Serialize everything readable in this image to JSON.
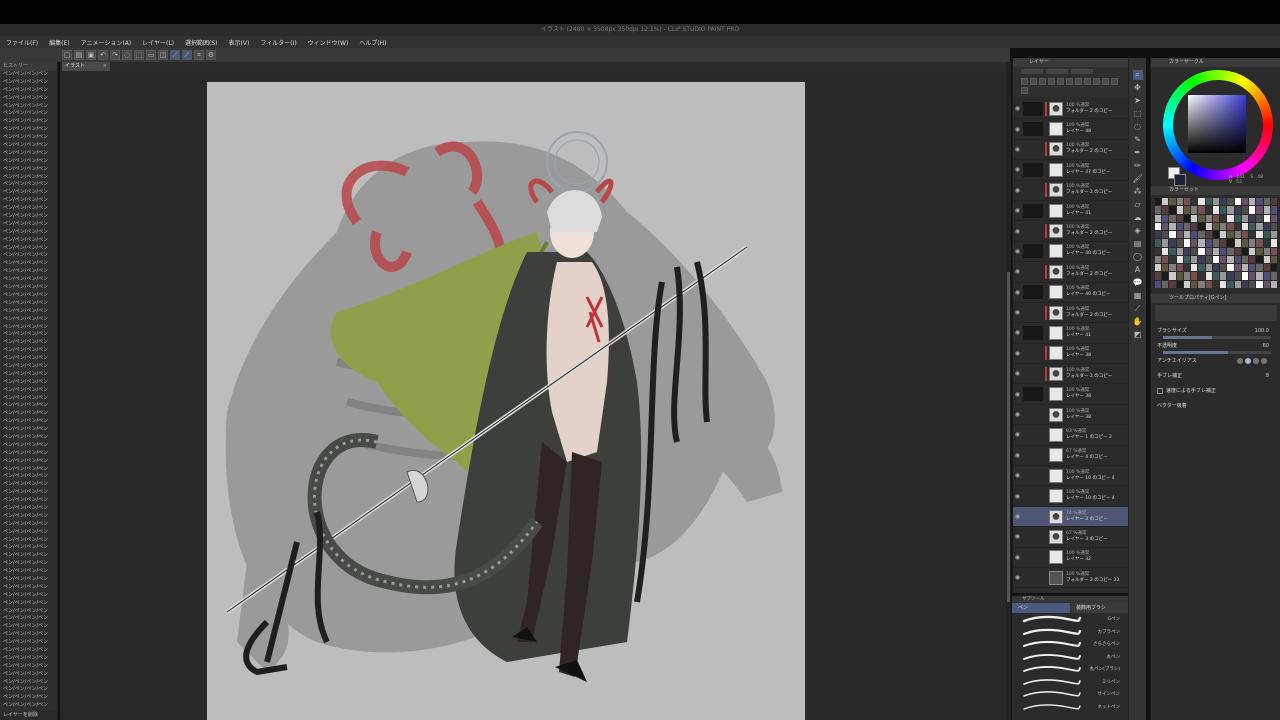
{
  "app": {
    "title": "イラスト (2480 × 3508px 350dpi 12.1%) - CLIP STUDIO PAINT PRO"
  },
  "menu": [
    "ファイル(F)",
    "編集(E)",
    "アニメーション(A)",
    "レイヤー(L)",
    "選択範囲(S)",
    "表示(V)",
    "フィルター(I)",
    "ウィンドウ(W)",
    "ヘルプ(H)"
  ],
  "document_tab": {
    "label": "イラスト",
    "close": "×"
  },
  "left_panel": {
    "header": "ヒストリー",
    "item_label": "ペン/ペン/ペン/ペン",
    "footer": "レイヤーを削除"
  },
  "layer_panel": {
    "title": "レイヤー",
    "layers": [
      {
        "blend": "100 %通常",
        "name": "フォルダー 2 のコピー",
        "thumb": "dark",
        "mask": true,
        "red": true
      },
      {
        "blend": "100 %通常",
        "name": "レイヤー 48",
        "thumb": "light",
        "mask": true,
        "red": false
      },
      {
        "blend": "100 %通常",
        "name": "フォルダー 2 のコピー",
        "thumb": "dark",
        "mask": false,
        "red": true
      },
      {
        "blend": "100 %通常",
        "name": "レイヤー 47 のコピー",
        "thumb": "light",
        "mask": true,
        "red": false
      },
      {
        "blend": "100 %通常",
        "name": "フォルダー 2 のコピー",
        "thumb": "dark",
        "mask": false,
        "red": true
      },
      {
        "blend": "100 %通常",
        "name": "レイヤー 41",
        "thumb": "light",
        "mask": true,
        "red": false
      },
      {
        "blend": "100 %通常",
        "name": "フォルダー 2 のコピー",
        "thumb": "dark",
        "mask": false,
        "red": true
      },
      {
        "blend": "100 %通常",
        "name": "レイヤー 40 のコピー",
        "thumb": "light",
        "mask": true,
        "red": false
      },
      {
        "blend": "100 %通常",
        "name": "フォルダー 2 のコピー",
        "thumb": "dark",
        "mask": false,
        "red": true
      },
      {
        "blend": "100 %通常",
        "name": "レイヤー 40 のコピー",
        "thumb": "light",
        "mask": true,
        "red": false
      },
      {
        "blend": "100 %通常",
        "name": "フォルダー 2 のコピー",
        "thumb": "dark",
        "mask": false,
        "red": true
      },
      {
        "blend": "100 %通常",
        "name": "レイヤー 41",
        "thumb": "light",
        "mask": true,
        "red": false
      },
      {
        "blend": "100 %通常",
        "name": "レイヤー 38",
        "thumb": "light",
        "mask": false,
        "red": true
      },
      {
        "blend": "100 %通常",
        "name": "フォルダー 2 のコピー",
        "thumb": "dark",
        "mask": false,
        "red": true
      },
      {
        "blend": "100 %通常",
        "name": "レイヤー 38",
        "thumb": "light",
        "mask": true,
        "red": false
      },
      {
        "blend": "100 %通常",
        "name": "レイヤー 38",
        "thumb": "dark",
        "mask": false,
        "red": false
      },
      {
        "blend": "83 %通常",
        "name": "レイヤー 1 のコピー 2",
        "thumb": "light",
        "mask": false,
        "red": false
      },
      {
        "blend": "67 %通常",
        "name": "レイヤー 4 のコピー",
        "thumb": "light",
        "mask": false,
        "red": false
      },
      {
        "blend": "100 %通常",
        "name": "レイヤー 10 のコピー 4",
        "thumb": "light",
        "mask": false,
        "red": false
      },
      {
        "blend": "100 %通常",
        "name": "レイヤー 10 のコピー 4",
        "thumb": "light",
        "mask": false,
        "red": false
      },
      {
        "blend": "74 %通常",
        "name": "レイヤー 3 のコピー",
        "thumb": "dark",
        "mask": false,
        "red": false,
        "selected": true
      },
      {
        "blend": "67 %通常",
        "name": "レイヤー 3 のコピー",
        "thumb": "dark",
        "mask": false,
        "red": false
      },
      {
        "blend": "100 %通常",
        "name": "レイヤー 32",
        "thumb": "light",
        "mask": false,
        "red": false
      },
      {
        "blend": "100 %通常",
        "name": "フォルダー 2 のコピー 33",
        "thumb": "folder",
        "mask": false,
        "red": false
      }
    ]
  },
  "subtool_panel": {
    "header": "サブツール",
    "tabs": [
      "ペン",
      "装飾用ブラシ"
    ],
    "brushes": [
      "Gペン",
      "カブラペン",
      "さらさらペン",
      "丸ペン",
      "丸ペン(ブラシ)",
      "ミリペン",
      "サインペン",
      "ネットペン",
      "マーカーペン",
      "フェルトペン",
      "ブラシ"
    ]
  },
  "color_panel": {
    "title": "カラーサークル",
    "hsv": [
      "H",
      "S",
      "V"
    ],
    "hsv_values": [
      "241",
      "48",
      "53"
    ],
    "fg": "#f2f2f2",
    "bg": "#1b1f3b"
  },
  "palette_panel": {
    "title": "カラーセット"
  },
  "tool_property": {
    "title": "ツールプロパティ[Gペン]",
    "rows": [
      {
        "label": "ブラシサイズ",
        "value": "100.0",
        "fill": 0.45
      },
      {
        "label": "不透明度",
        "value": "60",
        "fill": 0.6
      },
      {
        "label": "アンチエイリアス",
        "value": ""
      },
      {
        "label": "手ブレ補正",
        "value": "8"
      },
      {
        "label": "速度による手ブレ補正",
        "value": ""
      },
      {
        "label": "ベクター吸着",
        "value": ""
      }
    ]
  }
}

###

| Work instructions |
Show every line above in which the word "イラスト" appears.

| Output below |
    "title": "イラスト (2480 × 3508px 350dpi 12.1%) - CLIP STUDIO PAINT PRO"
    "label": "イラスト",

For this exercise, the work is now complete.